March 6, 2013
Clothing constructed of everything from banana peels and straws to garbage bags and recyclable bottles hit the runway as the Recycling Task Force hosted Hamilton’s first “Trashion Show” on March 3. The show was part of Recyclemania, an eight-week program that encourages student to reevaluate their waste and improve recycling.
The idea for the Trashion Show was proposed by Hamilton Environmental Action Group (HEAG) president Nora Boylan ’15. Eight campus groups put together trash in an effort to create the most fashionable outfit possible. Among groups that submitted ensembles were the Asian Cultural Society, Tumbling After, Gamma Xi and ATX.
The competition was fierce and fabulous and everyone enjoyed delicious refreshments of opus chai and hot chocolate. Stickers with the logo “Get Trashed” from atayne.com promoted recycled clothes. The outfits that were submitted were creative and well put together. One notable construction was made solely of banana peels to promote them as composting materials, and another, from Tumbling After, was constructed of old sheet music.
First place went to Emily Anderson’13, whose design modeled by Annie Phillips ’13 was a dashing gold number made out of lids and straws. The piece had texture and took a new and fresh look at the way that dresses are constructed - making the whole thing a complete item instead of focusing simply on just recycling or just fashion.
Second place went to ATX’s entry, McKenzie Foster ’14, who wore a piece named “Bananas Foster” to describe her dress made entirely of banana peels.
The Trashion Show’s judging was based on four criteria. First was style, and whether or not the ensemble was visually appealing. The winners of the show all had a very streamlined look to them; form fitting with details in the skirts and backs, and even embellishment such as a cape.
The second category was for originality. The judges were looking for creativity in the usage of the materials, and the originality of the design. Third was use of materials, such as how the paper had been put together: if it had been duct taped, that would have gotten lower points because duct tape is not recyclable. And if the piece had been strung together with bits of plastic bag, then it would have received higher points.
Finally, the last criterion was form and function. The judges looked to each outfit to see how well it was constructed, how well it stayed together and moved with the model on the runway. The model should not have to accommodate the piece; the piece should accommodate the model.

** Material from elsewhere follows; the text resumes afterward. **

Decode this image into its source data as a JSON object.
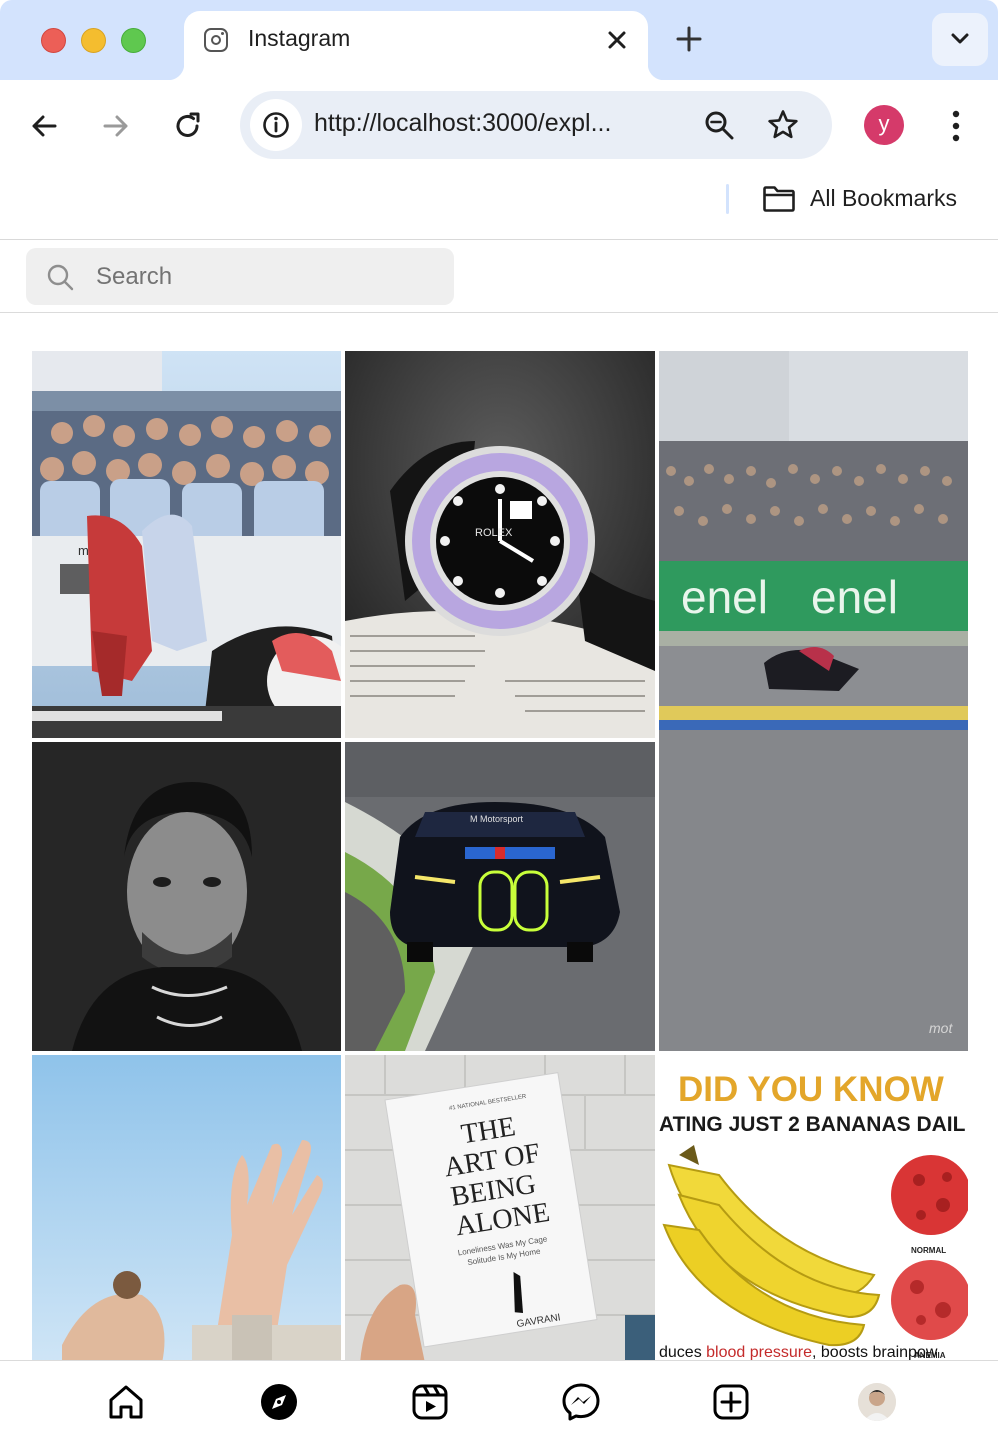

The judges included Dean of Students Nancy Thompson, Arboretum Director Terri Hawkridge, and a few students.